2014 Outlook: If production against topflight college competition is your thing, it's hard to find someone with a better r'sum' than second-rounder Matthews. He ended his Vanderbilt tenure as the SEC's all-time leader in career receptions (262) and receiving yards (3,759) and set a single-season SEC record in 2013 with 112 catches. Eagles head coach Chip Kelly wants to lean more heavily on sizable skill position players, and that could mean a significant rookie workload for the 6-foot-3, 212-pound Matthews.
2014 Outlook: Remember way back in Week 1 when Thompkins' 14 targets seemed to spell fantasy superstardom? Or back in Week 3, when his 2 red zone TDs seemed to make him a double-digit threat? Or back in Week 4, when his six catches for 127 yards and a touchdown meant Tom Brady had finally found a reliable pass catcher outside of Gronk? Well, yeah, we may have overreacted a bit. Thompkins crashed hard. After being a healthy scratch in Week 9, he scored just 12 fantasy points the rest of the season. It's hard to imagine that Thompkins will re-establish his fantasy relevance in 2014, but if he does, we'll temper our future projections.

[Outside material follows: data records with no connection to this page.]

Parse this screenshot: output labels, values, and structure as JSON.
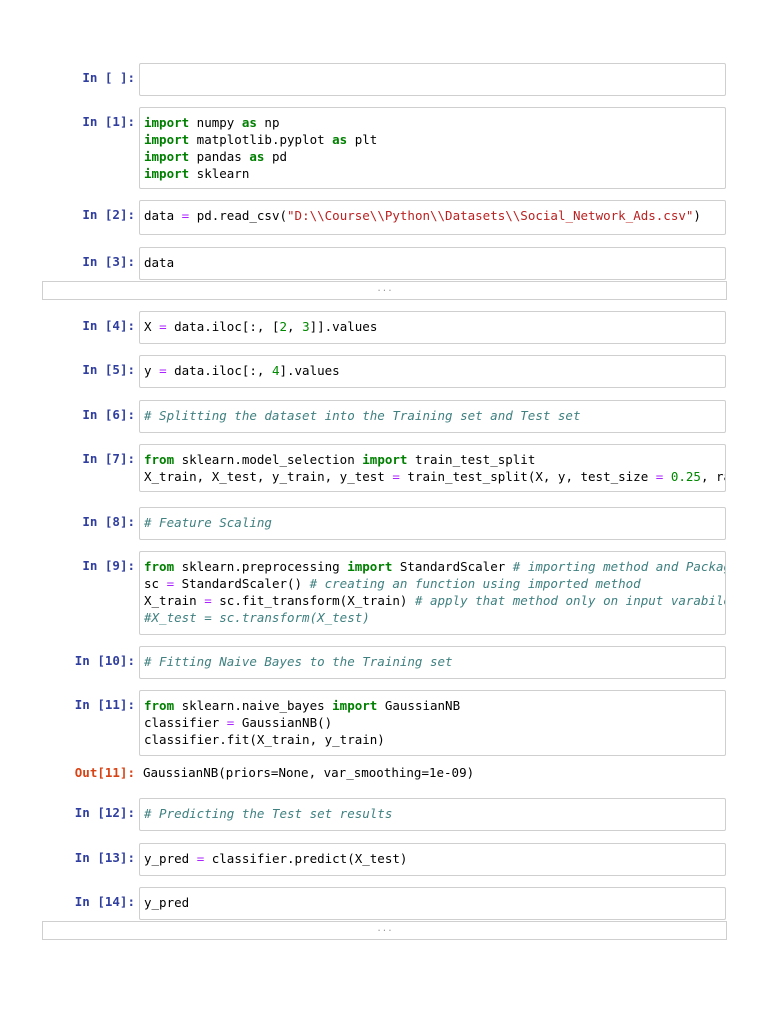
{
  "colors": {
    "prompt": "#303F9F",
    "out_prompt": "#D84315",
    "keyword": "#008000",
    "string": "#BA2121",
    "comment": "#408080"
  },
  "ellipsis": "...",
  "cells": [
    {
      "prompt": "In [ ]:",
      "lines": []
    },
    {
      "prompt": "In [1]:",
      "lines": [
        [
          [
            "kw",
            "import"
          ],
          [
            "t",
            " numpy "
          ],
          [
            "kw",
            "as"
          ],
          [
            "t",
            " np"
          ]
        ],
        [
          [
            "kw",
            "import"
          ],
          [
            "t",
            " matplotlib.pyplot "
          ],
          [
            "kw",
            "as"
          ],
          [
            "t",
            " plt"
          ]
        ],
        [
          [
            "kw",
            "import"
          ],
          [
            "t",
            " pandas "
          ],
          [
            "kw",
            "as"
          ],
          [
            "t",
            " pd"
          ]
        ],
        [
          [
            "kw",
            "import"
          ],
          [
            "t",
            " sklearn"
          ]
        ]
      ]
    },
    {
      "prompt": "In [2]:",
      "lines": [
        [
          [
            "t",
            "data "
          ],
          [
            "op",
            "="
          ],
          [
            "t",
            " pd.read_csv("
          ],
          [
            "str",
            "\"D:\\\\Course\\\\Python\\\\Datasets\\\\Social_Network_Ads.csv\""
          ],
          [
            "t",
            ")"
          ]
        ]
      ]
    },
    {
      "prompt": "In [3]:",
      "lines": [
        [
          [
            "t",
            "data"
          ]
        ]
      ]
    },
    {
      "prompt": "In [4]:",
      "lines": [
        [
          [
            "t",
            "X "
          ],
          [
            "op",
            "="
          ],
          [
            "t",
            " data.iloc[:, ["
          ],
          [
            "num",
            "2"
          ],
          [
            "t",
            ", "
          ],
          [
            "num",
            "3"
          ],
          [
            "t",
            "]].values"
          ]
        ]
      ]
    },
    {
      "prompt": "In [5]:",
      "lines": [
        [
          [
            "t",
            "y "
          ],
          [
            "op",
            "="
          ],
          [
            "t",
            " data.iloc[:, "
          ],
          [
            "num",
            "4"
          ],
          [
            "t",
            "].values"
          ]
        ]
      ]
    },
    {
      "prompt": "In [6]:",
      "lines": [
        [
          [
            "cm",
            "# Splitting the dataset into the Training set and Test set"
          ]
        ]
      ]
    },
    {
      "prompt": "In [7]:",
      "lines": [
        [
          [
            "kw",
            "from"
          ],
          [
            "t",
            " sklearn.model_selection "
          ],
          [
            "kw",
            "import"
          ],
          [
            "t",
            " train_test_split"
          ]
        ],
        [
          [
            "t",
            "X_train, X_test, y_train, y_test "
          ],
          [
            "op",
            "="
          ],
          [
            "t",
            " train_test_split(X, y, test_size "
          ],
          [
            "op",
            "="
          ],
          [
            "t",
            " "
          ],
          [
            "num",
            "0.25"
          ],
          [
            "t",
            ", rando"
          ]
        ]
      ]
    },
    {
      "prompt": "In [8]:",
      "lines": [
        [
          [
            "cm",
            "# Feature Scaling"
          ]
        ]
      ]
    },
    {
      "prompt": "In [9]:",
      "lines": [
        [
          [
            "kw",
            "from"
          ],
          [
            "t",
            " sklearn.preprocessing "
          ],
          [
            "kw",
            "import"
          ],
          [
            "t",
            " StandardScaler "
          ],
          [
            "cm",
            "# importing method and Packages"
          ]
        ],
        [
          [
            "t",
            "sc "
          ],
          [
            "op",
            "="
          ],
          [
            "t",
            " StandardScaler() "
          ],
          [
            "cm",
            "# creating an function using imported method"
          ]
        ],
        [
          [
            "t",
            "X_train "
          ],
          [
            "op",
            "="
          ],
          [
            "t",
            " sc.fit_transform(X_train) "
          ],
          [
            "cm",
            "# apply that method only on input varabile"
          ]
        ],
        [
          [
            "cm",
            "#X_test = sc.transform(X_test)"
          ]
        ]
      ]
    },
    {
      "prompt": "In [10]:",
      "lines": [
        [
          [
            "cm",
            "# Fitting Naive Bayes to the Training set"
          ]
        ]
      ]
    },
    {
      "prompt": "In [11]:",
      "lines": [
        [
          [
            "kw",
            "from"
          ],
          [
            "t",
            " sklearn.naive_bayes "
          ],
          [
            "kw",
            "import"
          ],
          [
            "t",
            " GaussianNB"
          ]
        ],
        [
          [
            "t",
            "classifier "
          ],
          [
            "op",
            "="
          ],
          [
            "t",
            " GaussianNB()"
          ]
        ],
        [
          [
            "t",
            "classifier.fit(X_train, y_train)"
          ]
        ]
      ],
      "out_prompt": "Out[11]:",
      "output": "GaussianNB(priors=None, var_smoothing=1e-09)"
    },
    {
      "prompt": "In [12]:",
      "lines": [
        [
          [
            "cm",
            "# Predicting the Test set results"
          ]
        ]
      ]
    },
    {
      "prompt": "In [13]:",
      "lines": [
        [
          [
            "t",
            "y_pred "
          ],
          [
            "op",
            "="
          ],
          [
            "t",
            " classifier.predict(X_test)"
          ]
        ]
      ]
    },
    {
      "prompt": "In [14]:",
      "lines": [
        [
          [
            "t",
            "y_pred"
          ]
        ]
      ]
    }
  ]
}
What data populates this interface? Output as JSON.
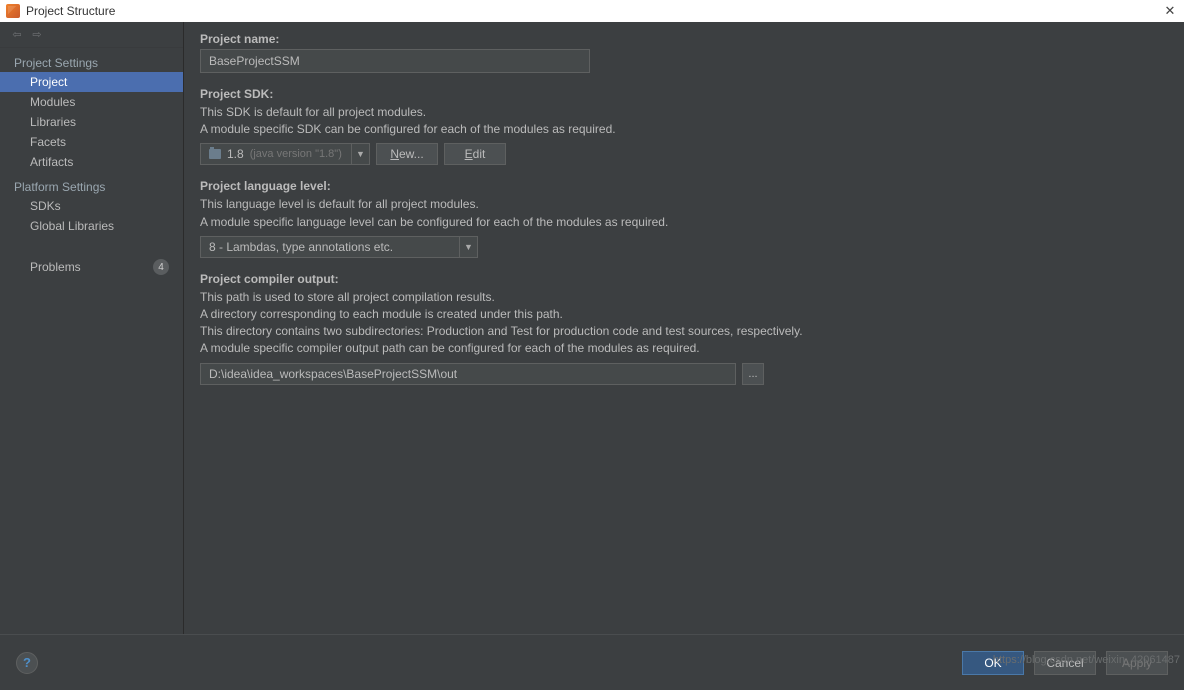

2014 Outlook: As of this writing, Holmes had yet to find a suitor on the free agent market. It turns out 30-year-old wideouts who've missed more games than they've played the past two seasons aren't hot commodities. Who knew? Even if Holmes does find a team, steer clear of him as a fantasy option. He's posted only one career season with more than 1,000 yards. He's never eclipsed 80 catches. And touchdowns? He's scored only two in 15 games since 2012. Stay away. Stay far away.